Queen Jezebel : (Medici Trilogy) Paperback
by Jean Plaidy
Part of the Medici Trilogy series
The ageing Catherine de' Medici has arranged the marriage of her beautiful Catholic daughter Margot to the uncouth Huguenot King Henry of Navarre.
Margot, still desperately in love with Henry de Guise, refuses to utter her vows.
But even Catherine is unable to anticipate the carnage that this unholy union is to bring about ...In the midst of an August heatwave, tensions run high: the marriage hasn't brough peace between Catholics and Huguenots. Realising her weakening power over her sickly son, King Charles, Catherine persuades him of a plot against his life. Mad with fear, Charles agrees to a massacre that will rid France of its 'pestilential Huguenots for ever'. And so the carnival of butchery begins, marking years of terror and upheaval that will end in the demise of kings, and finally expose Catherine's lifetime of depraved scheming...
- Format: Paperback
- Pages: 480 pages
- Publisher: Cornerstone
- Publication Date: 06/07/2006
- Category: Historical fiction
- ISBN: 9780099493198
Showing 1 - 3 of 3 reviews.
Review by AdonisGuilfoyle
Last in the Catherine de' Medici trilogy. After the St. Bartholomew's Day massacre of the Huguenots, the Serpent Queen is fighting a losing battle to keep her weak and mad children on the throne of France. Daughter Margot, married to Henry of Navarre, would have been a queen after Catherine's own heart, but France was forced to live through the reign of her crazy son and his cross-dressing brother first. Luckily, all the Valois men were of poor stock and died prematurely (of natural and unnatural means). Added to that the persecution of the Huguenots by the Catholics, the fighting over the throne between aristocratic families, and the influence of Spain and England - it's surprising that France waited another two hundred years for a revolution!This is a slow novel because the history is well-known and the politics too involved. Plaidy's Catherine becomes a rather pathetic figure once her rebellious children start to cut her out of the loop, and her sons are presented almost as imbeciles. Only Navarre and Margot are worth reading about, and their story is told properly in 'Evergreen Gallant'.Factually interesting, but a plodding account.
Review by LibraryCin
3.5 starsThis is the third book in Jean Plaidy's series on Catherine de Medici. At the start of this one, her third son, Charles is the King of France, and her daughter Margot is getting married to Henry, the King of Navarre, against her wishes.I'm not sure I liked this one as much as the first two, but it got more interesting as I got further into it. It's also difficult with these royal families and keeping straight who everyone is (and I tend to go months or years between books in a series, so I need some kind of reminder). However, in the end, I still enjoyed it.

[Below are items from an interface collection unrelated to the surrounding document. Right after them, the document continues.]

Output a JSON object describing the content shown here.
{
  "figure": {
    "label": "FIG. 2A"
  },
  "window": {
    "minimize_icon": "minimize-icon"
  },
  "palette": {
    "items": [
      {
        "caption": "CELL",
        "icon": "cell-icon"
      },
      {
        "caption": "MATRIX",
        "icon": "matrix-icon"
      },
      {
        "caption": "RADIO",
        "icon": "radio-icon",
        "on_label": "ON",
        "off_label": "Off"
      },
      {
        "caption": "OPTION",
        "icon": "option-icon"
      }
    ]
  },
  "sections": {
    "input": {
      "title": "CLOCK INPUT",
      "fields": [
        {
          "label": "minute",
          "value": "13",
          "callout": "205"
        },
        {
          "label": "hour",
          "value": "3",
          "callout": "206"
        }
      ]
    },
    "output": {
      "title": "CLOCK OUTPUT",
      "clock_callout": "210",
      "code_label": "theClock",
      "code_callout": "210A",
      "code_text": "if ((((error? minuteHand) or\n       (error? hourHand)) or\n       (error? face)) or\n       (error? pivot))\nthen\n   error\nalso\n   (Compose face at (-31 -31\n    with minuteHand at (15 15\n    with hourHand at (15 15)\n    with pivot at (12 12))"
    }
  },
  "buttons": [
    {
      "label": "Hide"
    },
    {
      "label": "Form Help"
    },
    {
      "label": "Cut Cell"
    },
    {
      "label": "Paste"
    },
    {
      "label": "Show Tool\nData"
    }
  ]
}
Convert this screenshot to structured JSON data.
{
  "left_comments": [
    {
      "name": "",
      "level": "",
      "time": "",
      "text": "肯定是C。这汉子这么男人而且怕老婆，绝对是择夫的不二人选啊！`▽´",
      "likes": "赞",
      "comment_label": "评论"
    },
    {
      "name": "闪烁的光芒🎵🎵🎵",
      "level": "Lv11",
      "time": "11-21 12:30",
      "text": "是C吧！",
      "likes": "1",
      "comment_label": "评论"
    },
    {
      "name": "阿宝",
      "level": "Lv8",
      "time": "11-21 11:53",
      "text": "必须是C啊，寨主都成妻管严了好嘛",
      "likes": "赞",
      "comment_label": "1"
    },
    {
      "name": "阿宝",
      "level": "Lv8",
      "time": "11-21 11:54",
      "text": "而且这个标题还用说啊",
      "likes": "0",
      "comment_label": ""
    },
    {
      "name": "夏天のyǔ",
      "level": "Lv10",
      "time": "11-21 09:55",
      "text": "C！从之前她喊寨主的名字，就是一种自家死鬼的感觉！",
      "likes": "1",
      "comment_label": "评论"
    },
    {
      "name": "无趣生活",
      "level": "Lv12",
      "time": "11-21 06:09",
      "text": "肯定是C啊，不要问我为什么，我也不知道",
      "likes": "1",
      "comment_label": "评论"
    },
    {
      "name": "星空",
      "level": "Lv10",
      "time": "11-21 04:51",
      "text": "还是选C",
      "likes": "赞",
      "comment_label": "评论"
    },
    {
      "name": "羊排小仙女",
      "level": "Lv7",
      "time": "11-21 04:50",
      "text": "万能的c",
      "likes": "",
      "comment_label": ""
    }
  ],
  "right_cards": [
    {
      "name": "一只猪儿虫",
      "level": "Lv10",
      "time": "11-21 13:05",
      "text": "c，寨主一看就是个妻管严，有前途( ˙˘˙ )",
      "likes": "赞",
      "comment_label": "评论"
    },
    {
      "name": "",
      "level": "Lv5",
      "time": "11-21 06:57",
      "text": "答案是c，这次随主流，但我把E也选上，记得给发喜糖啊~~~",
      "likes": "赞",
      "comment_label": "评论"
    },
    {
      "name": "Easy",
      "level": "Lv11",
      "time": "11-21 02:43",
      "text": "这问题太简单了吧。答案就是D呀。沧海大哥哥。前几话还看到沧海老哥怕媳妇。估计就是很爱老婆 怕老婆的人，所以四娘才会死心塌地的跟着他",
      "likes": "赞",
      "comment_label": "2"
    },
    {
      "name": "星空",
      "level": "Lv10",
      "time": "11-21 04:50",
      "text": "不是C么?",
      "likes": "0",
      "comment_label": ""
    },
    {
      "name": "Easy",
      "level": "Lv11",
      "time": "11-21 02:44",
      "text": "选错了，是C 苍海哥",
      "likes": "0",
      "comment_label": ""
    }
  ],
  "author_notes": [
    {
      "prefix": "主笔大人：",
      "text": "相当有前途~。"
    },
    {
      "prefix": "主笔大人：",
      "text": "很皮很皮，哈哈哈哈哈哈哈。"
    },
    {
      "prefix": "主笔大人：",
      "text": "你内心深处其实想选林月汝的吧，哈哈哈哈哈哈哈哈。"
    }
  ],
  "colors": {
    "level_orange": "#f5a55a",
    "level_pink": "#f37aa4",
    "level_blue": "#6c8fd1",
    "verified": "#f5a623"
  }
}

Review by PhilSyphe
Like Book Two in the Catherine de Medici trilogy, this final instalment features many more characters and follows events in their lives. Thus, in a sense it’s better to have more variation, but I still prefer Book One – “Madame Serpent” – for its more limited yet more engrossing themes. Catherine is even less to the fore in this third novel than in the previous one. She’s more like the central character, rather than the main one. Catherine only cares for her third-oldest son, who becomes France’s Henry III. The rest of her children are scared of their mother – a mother who’d readily see them dead if it meant advancement for her favourite son, though he strikes me as a complete and utter waste of space. It’s hard to feel any warmth for someone of Catherine’s nature, but she nevertheless is the best-drawn character of the book. She, like the real Catherine de Medici, is a fascinating woman. Much of her reputation is based on rumours and on the reputation that sixteenth-century Italians had for poisoning those who stood in their way. Even so, there’s evidence enough to show she was no saint.My favourite character is Margot, Catherine’s daughter who married Henry of Navarre, France’s future Henry IV, founder of the Bourbon monarchy.Although I like the first in the trilogy best, while also preferring the second instalment above this third one, “Queen Jezebel” still proved to be an entertaining read.